While there is nothing inherently wrong with loan banking, we get too much of it when it is disguised as deposit banking and backed by mispriced and politically motivated government insurance. The result is a banking system that is more highly leveraged than it otherwise would be. This in turn increases the severity of business cycles—booms and busts.

FDIC Incentives

Back to the FDIC. As we have seen, banks pay for its service in the form of insurance premiums. Coverage is not mandatory, so the organization looks somewhat like a private business. But in fact it is a monopoly supplier to banks (with a parallel institution serving credit unions). Private competitors are locked out, perhaps not by statute, but by the FDIC’s implicit and explicit backing by the Treasury (explicit in the form of a line of credit). Without a profit motive, the FDIC lacks the incentive to serve its bank customers and its indirect depositor customers by offering innovative services with effective moral-hazard controls.

Though the FDIC lacks market incentives, it is awash in political incentives. Thus in 2008 Congress voted for an increase in deposit coverage from $100,000 to $250,000 with little or no discussion of the costs of this move. This “temporary” increase has been extended once and will likely become permanent. Members of Congress are of course motivated by the campaign contributions of bankers and others, and may not know or care about the long-term consequences of such actions.
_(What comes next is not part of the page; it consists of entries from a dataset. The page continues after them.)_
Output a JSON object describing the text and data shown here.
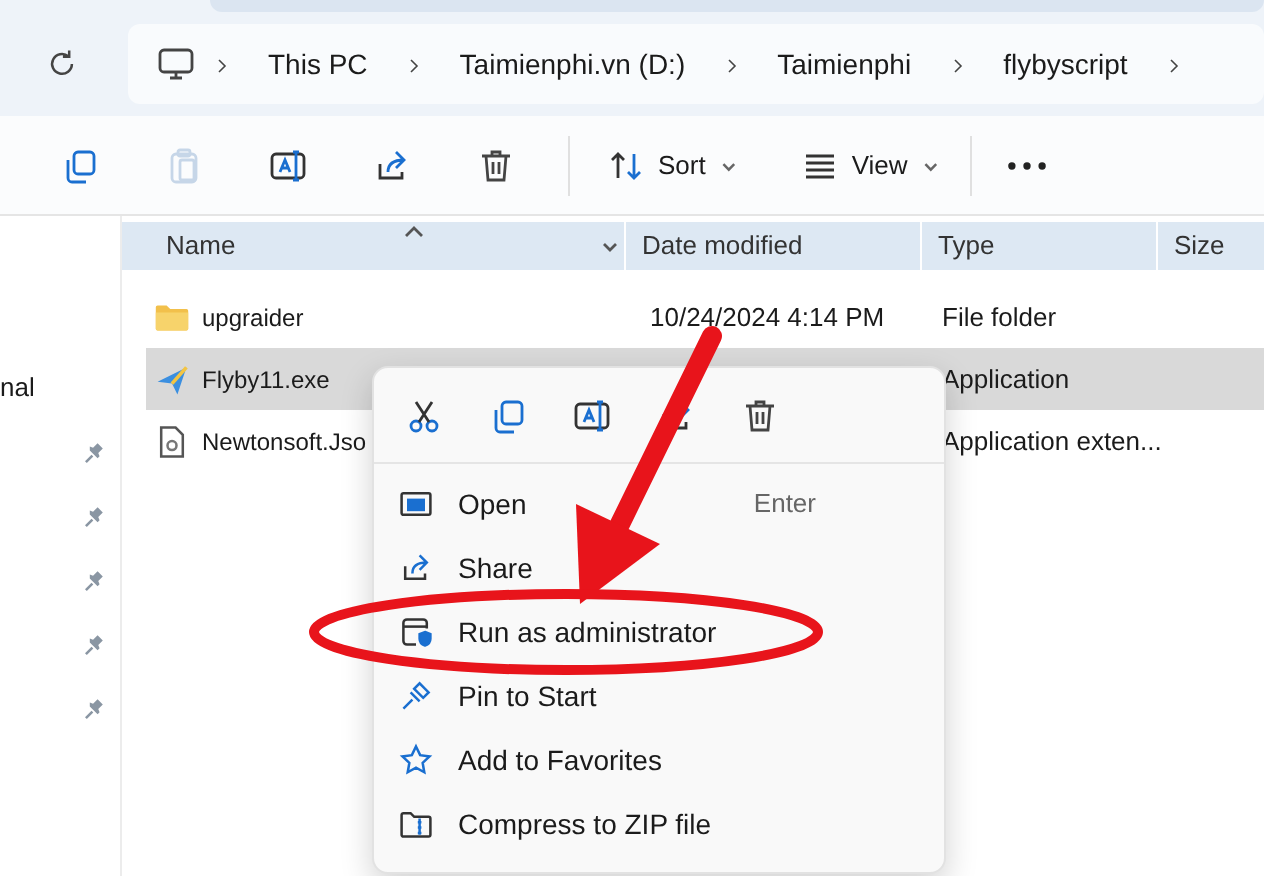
{
  "address_bar": {
    "crumbs": [
      "This PC",
      "Taimienphi.vn (D:)",
      "Taimienphi",
      "flybyscript"
    ]
  },
  "toolbar": {
    "actions": [
      {
        "kind": "copy",
        "disabled": false
      },
      {
        "kind": "paste",
        "disabled": true
      },
      {
        "kind": "rename",
        "disabled": false
      },
      {
        "kind": "share",
        "disabled": false
      },
      {
        "kind": "delete",
        "disabled": false
      }
    ],
    "sort_label": "Sort",
    "view_label": "View"
  },
  "nav_pane": {
    "items": [
      {
        "label": "nal",
        "pinned": false
      },
      {
        "pinned": true
      },
      {
        "pinned": true
      },
      {
        "pinned": true
      },
      {
        "pinned": true
      },
      {
        "pinned": true
      }
    ]
  },
  "columns": [
    {
      "label": "Name",
      "sorted": true
    },
    {
      "label": "Date modified",
      "sorted": false
    },
    {
      "label": "Type",
      "sorted": false
    },
    {
      "label": "Size",
      "sorted": false
    }
  ],
  "rows": [
    {
      "kind": "folder",
      "name": "upgraider",
      "date": "10/24/2024 4:14 PM",
      "type": "File folder",
      "selected": false
    },
    {
      "kind": "app",
      "name": "Flyby11.exe",
      "type": "Application",
      "selected": true
    },
    {
      "kind": "file",
      "name": "Newtonsoft.Jso",
      "type": "Application exten...",
      "selected": false
    }
  ],
  "context_menu": {
    "quick_actions": [
      {
        "kind": "cut"
      },
      {
        "kind": "copy"
      },
      {
        "kind": "rename"
      },
      {
        "kind": "share"
      },
      {
        "kind": "delete"
      }
    ],
    "items": [
      {
        "kind": "open",
        "label": "Open",
        "shortcut": "Enter"
      },
      {
        "kind": "share",
        "label": "Share"
      },
      {
        "kind": "admin",
        "label": "Run as administrator"
      },
      {
        "kind": "pin",
        "label": "Pin to Start"
      },
      {
        "kind": "favorite",
        "label": "Add to Favorites"
      },
      {
        "kind": "zip",
        "label": "Compress to ZIP file"
      }
    ]
  },
  "annotations": {
    "arrow": true,
    "ellipse": true
  }
}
Private Options

How might private firms handle bank deposit insurance? Before the government takeover of the banking system, private clearinghouses sometimes provided mutual aid among member banks. The Suffolk Bank in Boston was a notable example in the early 1800s. It supported country banks in New England for many years by clearing their transactions and accepting their currency at par. It earned a profit doing so.

But could private firms ever be big enough to provide bank deposit insurance in today’s multitrillion dollar economy? Reinsurance firms offer evidence that they could. As their name indicates, General Re and other such firms insure insurance companies. Who insures the reinsurance companies? No one. Absent government intervention, these firms would experience diseconomies of scale when they grow too large, provided it is clear that they would not be in line for a government bailout should they get into difficulty.

Failure is an important aspect of the free market. Economist Joseph Schumpeter’s pithy phrase “creative destruction” captures this notion and reminds us that failures, which will always be with us, should be liquidated so that others can pick up the remains and apply them to more promising enterprises. Shouldn’t this idea apply to banks as well? Rothbard actually celebrated occasional bank runs as a way of putting the fear of God into bank managers and depositors alike. Amazingly, Roosevelt’s initial response to the deposit insurance proposal echoed Rothbard’s: “There are undoubtedly some banks that are not going to pay one hundred cents on the dollar. We all know it is better to have that loss taken than to jeopardize the credit of the United States Government. . . .”

Washington-Wall Street Banking Cartel

Make no mistake, our current banking system is, and has long been, a cartel run for the mutual benefit of Wall Street financiers and their regulator friends in Washington. Case in point: Goldman Sachs and Morgan Stanley were allowed to convert to bank holding companies so that they could receive federal bailout money. The $180 billion AIG bailout provided Goldman with 100 cents on the dollar for its holdings of AIG credit default swaps.

Let us not be so naive as to believe that government deposit insurance is any different. Any benefit this system provides to small depositors is incidental to its real objective: to serve the cartel.

The banking system is in need of real reform. More regulation? More virtuous regulators? Only the naive, the ignorant, or the disingenuous can believe these answers in the face of regulation’s long history of failure, the practical impossibility of detailed oversight, and the perverse political incentives that always operate. The solution lies not in wiping out risk—there can be no real economic growth without risk. Instead, we need rational incentives: Let risks be borne by those best able and willing to take them.

[Editor’s note: this essay first appeared in the Freeman on May 20 2010]